In addition to pressure from Tanzania, there has been much discussion domestically about the oil developments and why progress has been so slow. “Uganda is moving towards elections and this is one of the issues that has seized attention. The government needs to demonstrate progress. It has taken a number of steps to support the oil plans, such as road and an airport construction, but local people are questioning why it’s taking so much time,” Mbarara University of Science & Technology’s (MUST) Tom Ogwang told Energy Voice. Comparisons are being drawn to Kenya. “There are differences but Uganda seems to be dragging its feet and ordinary people are asking why.”
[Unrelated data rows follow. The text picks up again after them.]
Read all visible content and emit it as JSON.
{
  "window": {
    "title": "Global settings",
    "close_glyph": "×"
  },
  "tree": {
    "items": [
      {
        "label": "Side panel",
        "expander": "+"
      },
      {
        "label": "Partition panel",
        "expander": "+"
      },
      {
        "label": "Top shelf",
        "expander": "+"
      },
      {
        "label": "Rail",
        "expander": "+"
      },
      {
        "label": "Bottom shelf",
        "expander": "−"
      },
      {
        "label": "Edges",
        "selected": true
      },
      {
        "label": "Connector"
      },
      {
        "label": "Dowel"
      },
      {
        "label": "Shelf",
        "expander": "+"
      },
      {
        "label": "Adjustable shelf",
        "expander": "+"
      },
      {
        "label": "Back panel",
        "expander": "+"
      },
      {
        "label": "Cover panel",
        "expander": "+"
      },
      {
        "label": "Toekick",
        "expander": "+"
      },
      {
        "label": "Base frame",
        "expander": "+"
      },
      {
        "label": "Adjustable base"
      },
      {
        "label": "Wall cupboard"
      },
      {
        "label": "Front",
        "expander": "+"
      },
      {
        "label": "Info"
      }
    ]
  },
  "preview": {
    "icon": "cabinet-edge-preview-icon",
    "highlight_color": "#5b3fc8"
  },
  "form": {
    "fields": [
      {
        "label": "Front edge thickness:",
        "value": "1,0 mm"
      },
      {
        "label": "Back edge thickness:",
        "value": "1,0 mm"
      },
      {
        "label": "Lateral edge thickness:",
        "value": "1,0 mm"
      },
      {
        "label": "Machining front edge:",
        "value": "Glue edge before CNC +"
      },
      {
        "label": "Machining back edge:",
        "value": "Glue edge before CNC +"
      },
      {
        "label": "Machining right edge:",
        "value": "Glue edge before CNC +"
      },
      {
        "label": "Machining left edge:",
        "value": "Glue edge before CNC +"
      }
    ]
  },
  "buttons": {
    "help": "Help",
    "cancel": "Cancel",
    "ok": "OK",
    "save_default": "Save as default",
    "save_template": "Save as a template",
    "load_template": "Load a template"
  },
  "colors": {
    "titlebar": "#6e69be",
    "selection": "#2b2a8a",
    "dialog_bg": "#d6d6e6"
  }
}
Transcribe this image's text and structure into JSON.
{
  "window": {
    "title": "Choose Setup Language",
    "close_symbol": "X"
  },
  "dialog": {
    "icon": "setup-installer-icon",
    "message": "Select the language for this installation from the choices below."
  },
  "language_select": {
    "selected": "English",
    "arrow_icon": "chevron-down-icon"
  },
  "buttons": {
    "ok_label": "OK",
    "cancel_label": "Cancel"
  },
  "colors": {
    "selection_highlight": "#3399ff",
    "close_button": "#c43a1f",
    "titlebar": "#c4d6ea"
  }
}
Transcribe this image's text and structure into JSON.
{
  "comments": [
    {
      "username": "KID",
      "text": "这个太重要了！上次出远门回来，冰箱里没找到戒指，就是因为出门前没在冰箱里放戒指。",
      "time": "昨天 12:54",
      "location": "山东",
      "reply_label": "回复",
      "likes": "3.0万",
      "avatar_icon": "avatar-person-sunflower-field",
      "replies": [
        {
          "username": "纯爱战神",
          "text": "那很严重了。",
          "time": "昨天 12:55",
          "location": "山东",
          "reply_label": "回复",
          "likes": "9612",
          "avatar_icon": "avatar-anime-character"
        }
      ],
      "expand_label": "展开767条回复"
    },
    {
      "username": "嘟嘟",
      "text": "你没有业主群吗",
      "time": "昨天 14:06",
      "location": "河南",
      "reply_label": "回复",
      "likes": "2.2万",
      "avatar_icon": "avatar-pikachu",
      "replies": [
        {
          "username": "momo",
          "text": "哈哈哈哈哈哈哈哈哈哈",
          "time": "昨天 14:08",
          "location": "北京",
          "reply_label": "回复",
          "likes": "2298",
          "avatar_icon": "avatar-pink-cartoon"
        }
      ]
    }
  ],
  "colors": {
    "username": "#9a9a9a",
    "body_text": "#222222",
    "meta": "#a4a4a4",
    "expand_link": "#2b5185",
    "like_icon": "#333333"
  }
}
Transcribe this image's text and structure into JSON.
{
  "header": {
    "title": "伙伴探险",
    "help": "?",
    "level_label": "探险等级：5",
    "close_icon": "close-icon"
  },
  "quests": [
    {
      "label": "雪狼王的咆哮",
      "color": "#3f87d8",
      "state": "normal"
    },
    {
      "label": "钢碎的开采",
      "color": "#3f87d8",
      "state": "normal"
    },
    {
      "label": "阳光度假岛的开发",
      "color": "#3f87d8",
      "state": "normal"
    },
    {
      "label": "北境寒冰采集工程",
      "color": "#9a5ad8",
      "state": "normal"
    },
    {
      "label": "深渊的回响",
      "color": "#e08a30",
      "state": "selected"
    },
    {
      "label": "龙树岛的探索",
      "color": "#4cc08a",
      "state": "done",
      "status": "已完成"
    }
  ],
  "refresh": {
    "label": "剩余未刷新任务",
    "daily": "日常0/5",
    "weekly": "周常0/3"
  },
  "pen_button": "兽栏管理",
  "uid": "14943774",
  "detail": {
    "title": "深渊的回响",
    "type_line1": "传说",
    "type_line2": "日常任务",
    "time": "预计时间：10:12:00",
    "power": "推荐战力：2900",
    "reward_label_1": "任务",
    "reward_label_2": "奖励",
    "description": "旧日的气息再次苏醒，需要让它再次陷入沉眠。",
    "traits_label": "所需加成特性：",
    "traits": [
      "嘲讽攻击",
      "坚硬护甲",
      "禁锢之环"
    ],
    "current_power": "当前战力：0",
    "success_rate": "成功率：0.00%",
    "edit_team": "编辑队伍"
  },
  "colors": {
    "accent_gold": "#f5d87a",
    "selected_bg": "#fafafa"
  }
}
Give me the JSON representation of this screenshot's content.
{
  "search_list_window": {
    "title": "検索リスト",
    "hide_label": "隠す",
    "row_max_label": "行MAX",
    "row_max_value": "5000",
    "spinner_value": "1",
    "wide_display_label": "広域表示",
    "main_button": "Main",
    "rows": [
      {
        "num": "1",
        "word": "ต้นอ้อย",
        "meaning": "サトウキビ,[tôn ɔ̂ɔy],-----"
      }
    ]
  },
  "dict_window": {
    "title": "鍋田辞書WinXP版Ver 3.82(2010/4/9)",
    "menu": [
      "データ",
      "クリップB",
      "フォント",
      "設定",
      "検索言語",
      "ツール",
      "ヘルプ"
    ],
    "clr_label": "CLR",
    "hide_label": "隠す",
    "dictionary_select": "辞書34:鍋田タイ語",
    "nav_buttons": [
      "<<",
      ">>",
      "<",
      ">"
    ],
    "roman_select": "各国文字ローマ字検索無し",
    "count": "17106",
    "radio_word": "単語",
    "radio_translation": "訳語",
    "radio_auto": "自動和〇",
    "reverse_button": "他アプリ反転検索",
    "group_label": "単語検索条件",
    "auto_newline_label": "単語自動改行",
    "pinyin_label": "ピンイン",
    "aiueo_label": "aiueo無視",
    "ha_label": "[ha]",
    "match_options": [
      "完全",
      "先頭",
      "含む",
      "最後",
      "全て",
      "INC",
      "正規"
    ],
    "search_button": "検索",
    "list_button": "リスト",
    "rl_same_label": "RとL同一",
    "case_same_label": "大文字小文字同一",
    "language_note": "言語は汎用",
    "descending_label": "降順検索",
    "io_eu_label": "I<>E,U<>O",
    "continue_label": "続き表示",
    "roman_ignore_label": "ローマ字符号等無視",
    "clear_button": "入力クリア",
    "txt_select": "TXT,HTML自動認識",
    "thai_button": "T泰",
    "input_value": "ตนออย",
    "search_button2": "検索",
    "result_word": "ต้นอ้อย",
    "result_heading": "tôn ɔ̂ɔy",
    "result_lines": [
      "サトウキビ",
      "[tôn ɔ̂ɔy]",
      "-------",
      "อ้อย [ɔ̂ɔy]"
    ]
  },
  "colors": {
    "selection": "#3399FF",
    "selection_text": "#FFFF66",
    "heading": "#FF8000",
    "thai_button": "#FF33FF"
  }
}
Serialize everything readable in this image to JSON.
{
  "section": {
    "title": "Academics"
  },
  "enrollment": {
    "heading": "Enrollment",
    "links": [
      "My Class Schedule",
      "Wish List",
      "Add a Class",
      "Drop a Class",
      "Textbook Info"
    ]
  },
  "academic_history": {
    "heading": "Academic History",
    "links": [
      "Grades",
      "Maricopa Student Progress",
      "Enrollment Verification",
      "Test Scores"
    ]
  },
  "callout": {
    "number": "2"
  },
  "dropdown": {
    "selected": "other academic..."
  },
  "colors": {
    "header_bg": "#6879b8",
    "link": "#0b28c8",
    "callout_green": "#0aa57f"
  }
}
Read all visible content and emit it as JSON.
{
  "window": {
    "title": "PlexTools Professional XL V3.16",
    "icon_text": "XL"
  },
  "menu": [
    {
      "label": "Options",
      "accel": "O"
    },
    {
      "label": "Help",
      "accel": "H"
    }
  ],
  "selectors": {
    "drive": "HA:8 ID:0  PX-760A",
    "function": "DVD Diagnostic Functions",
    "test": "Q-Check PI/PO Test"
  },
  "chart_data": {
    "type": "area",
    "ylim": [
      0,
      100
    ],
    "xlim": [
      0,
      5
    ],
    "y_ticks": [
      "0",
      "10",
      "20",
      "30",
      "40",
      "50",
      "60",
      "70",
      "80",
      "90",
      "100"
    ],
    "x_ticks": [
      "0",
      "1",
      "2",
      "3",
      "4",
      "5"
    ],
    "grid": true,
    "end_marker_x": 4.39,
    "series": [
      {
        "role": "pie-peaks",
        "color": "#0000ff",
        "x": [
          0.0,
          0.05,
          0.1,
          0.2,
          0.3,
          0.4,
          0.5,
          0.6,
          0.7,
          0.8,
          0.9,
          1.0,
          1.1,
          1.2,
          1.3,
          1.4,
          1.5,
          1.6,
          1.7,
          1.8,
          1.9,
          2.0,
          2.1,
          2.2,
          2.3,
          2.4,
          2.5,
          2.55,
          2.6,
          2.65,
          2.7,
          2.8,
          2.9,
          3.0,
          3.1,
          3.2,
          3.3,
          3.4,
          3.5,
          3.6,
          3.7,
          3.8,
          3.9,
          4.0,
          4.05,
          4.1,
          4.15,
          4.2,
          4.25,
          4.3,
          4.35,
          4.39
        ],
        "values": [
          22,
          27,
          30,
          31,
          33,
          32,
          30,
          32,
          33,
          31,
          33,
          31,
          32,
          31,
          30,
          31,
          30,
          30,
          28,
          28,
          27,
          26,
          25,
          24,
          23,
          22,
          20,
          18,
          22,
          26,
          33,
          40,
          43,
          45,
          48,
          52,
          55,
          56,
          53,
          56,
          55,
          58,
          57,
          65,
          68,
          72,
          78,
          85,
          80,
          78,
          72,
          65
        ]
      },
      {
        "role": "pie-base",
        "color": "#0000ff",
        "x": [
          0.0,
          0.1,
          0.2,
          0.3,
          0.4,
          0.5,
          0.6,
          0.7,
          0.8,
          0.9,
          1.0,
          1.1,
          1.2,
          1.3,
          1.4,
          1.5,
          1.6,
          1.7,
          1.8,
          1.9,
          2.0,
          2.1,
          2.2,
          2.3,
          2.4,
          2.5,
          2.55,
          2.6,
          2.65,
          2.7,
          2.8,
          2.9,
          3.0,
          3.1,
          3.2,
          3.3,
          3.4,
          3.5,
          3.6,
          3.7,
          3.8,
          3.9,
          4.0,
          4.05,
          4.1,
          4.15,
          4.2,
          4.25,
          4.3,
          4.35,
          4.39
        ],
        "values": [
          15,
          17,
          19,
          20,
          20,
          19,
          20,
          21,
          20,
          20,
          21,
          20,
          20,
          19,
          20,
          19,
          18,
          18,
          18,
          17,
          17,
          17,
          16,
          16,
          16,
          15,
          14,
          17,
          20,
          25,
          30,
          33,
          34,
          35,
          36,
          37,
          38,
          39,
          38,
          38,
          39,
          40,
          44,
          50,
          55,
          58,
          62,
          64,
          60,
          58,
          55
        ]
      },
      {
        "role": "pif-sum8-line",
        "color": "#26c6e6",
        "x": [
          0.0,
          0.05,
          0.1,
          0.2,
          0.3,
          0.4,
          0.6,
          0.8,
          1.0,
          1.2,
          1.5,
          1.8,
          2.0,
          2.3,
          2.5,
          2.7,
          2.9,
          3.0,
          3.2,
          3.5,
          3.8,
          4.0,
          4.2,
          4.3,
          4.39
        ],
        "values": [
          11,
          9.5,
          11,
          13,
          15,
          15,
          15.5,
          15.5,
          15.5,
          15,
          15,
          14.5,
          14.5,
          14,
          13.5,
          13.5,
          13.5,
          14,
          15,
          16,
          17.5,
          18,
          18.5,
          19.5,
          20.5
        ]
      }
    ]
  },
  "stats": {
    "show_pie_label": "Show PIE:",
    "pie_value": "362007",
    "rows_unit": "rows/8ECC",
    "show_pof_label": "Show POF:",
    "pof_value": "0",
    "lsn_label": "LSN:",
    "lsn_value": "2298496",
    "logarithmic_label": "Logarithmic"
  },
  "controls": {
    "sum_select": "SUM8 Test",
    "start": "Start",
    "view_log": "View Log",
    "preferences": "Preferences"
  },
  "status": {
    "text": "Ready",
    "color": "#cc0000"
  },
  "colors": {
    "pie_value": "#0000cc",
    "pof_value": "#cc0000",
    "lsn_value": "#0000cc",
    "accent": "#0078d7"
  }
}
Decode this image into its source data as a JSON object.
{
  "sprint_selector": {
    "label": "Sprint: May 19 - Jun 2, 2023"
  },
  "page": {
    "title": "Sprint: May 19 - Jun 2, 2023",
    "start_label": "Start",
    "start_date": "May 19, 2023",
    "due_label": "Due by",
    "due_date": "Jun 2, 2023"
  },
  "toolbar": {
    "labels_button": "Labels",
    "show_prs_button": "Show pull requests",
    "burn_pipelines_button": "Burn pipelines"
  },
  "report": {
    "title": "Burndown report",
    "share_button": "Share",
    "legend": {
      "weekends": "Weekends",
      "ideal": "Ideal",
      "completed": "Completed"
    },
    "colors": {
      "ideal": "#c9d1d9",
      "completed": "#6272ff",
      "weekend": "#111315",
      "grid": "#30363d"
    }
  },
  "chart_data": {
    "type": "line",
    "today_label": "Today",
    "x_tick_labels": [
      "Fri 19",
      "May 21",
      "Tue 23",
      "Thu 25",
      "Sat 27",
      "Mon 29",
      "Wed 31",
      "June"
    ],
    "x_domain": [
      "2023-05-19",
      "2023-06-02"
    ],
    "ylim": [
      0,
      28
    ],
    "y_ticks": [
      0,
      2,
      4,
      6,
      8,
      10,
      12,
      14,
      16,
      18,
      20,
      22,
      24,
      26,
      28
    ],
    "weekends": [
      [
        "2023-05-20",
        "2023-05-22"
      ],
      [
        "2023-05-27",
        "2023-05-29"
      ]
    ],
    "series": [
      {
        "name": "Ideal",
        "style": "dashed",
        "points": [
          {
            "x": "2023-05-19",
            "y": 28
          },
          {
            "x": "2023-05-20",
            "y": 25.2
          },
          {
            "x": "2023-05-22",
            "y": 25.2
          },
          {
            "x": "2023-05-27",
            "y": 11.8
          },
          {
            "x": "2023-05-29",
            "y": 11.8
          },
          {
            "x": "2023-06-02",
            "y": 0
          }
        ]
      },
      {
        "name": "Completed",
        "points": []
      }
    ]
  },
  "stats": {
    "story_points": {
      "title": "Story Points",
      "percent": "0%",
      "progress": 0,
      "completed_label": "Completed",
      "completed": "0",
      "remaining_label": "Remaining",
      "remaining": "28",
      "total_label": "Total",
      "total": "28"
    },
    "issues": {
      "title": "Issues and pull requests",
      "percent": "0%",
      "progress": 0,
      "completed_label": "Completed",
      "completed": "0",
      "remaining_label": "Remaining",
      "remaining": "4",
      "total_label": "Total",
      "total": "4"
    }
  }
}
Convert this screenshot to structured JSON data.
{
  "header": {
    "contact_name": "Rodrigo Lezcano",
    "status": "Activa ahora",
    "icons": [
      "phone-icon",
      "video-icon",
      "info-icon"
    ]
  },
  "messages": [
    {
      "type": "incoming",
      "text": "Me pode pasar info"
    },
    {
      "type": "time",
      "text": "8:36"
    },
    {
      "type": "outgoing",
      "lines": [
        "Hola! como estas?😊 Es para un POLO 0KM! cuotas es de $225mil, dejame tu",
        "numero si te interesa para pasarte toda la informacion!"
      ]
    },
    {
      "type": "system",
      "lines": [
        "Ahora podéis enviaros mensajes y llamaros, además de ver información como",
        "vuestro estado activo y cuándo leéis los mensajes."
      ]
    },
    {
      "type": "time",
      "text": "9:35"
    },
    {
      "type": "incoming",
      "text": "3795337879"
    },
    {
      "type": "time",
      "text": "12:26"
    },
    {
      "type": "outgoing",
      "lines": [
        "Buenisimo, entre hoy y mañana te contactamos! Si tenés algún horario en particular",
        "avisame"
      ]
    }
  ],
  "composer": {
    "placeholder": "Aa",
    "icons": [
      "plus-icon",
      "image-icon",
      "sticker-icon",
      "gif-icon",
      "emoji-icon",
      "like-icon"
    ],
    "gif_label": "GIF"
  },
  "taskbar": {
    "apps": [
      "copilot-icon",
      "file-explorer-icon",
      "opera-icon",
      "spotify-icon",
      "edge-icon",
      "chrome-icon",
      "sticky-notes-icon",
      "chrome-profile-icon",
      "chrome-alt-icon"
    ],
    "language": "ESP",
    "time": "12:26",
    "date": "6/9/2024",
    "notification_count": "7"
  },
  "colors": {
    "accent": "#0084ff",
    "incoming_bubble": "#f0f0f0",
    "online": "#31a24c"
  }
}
The Ugandan president holds power closely, particularly on such key developments as the Lake Albert plan. There had been rumours of fractious meetings between the president and the oil companies. In particular, Museveni is said to have cancelled a meeting with Total in June in protest at conditions the French company had requested.
One option may be greater involvement by CNOOC. The company is working on expansion plans and has the capacity to make progress on the upstream and midstream components of the plan. Perhaps even more importantly, China has proved supportive of Uganda, offering loans and aid.
Museveni held talks with CNOOC in the summer, in Beijing, following a meeting with Chinese President Xi Jinping. While CNOOC may have the ability to drive the project forward, there have been reports that the Chinese company has also been laying off workers recently.
The indefinite suspension of EACOP, and the reasons behind it, will also take its toll on plans for more exploration in Uganda. The country launched a licensing round early this year, which is due to close on September 20. The blocks on offer lie along Uganda’s western border, close to the existing Lake Albert project.
“News like [the pipeline suspension] generally makes IOCs nervous and significantly changes the landscape for smaller players who may have been considering assuming exploration risk with a view to farming in a larger player upon discovery,” Rycroft continued.
Total’s move could also be seen as a warning to other countries in the early stages of development planning. “This could be seen as a salvo fired at Kenya, a warning,” GMP First Energy’s Foucaud continued. “For Total and Tullow just focusing on Kenya would be easier – and there’s an incentive to make sure things work.”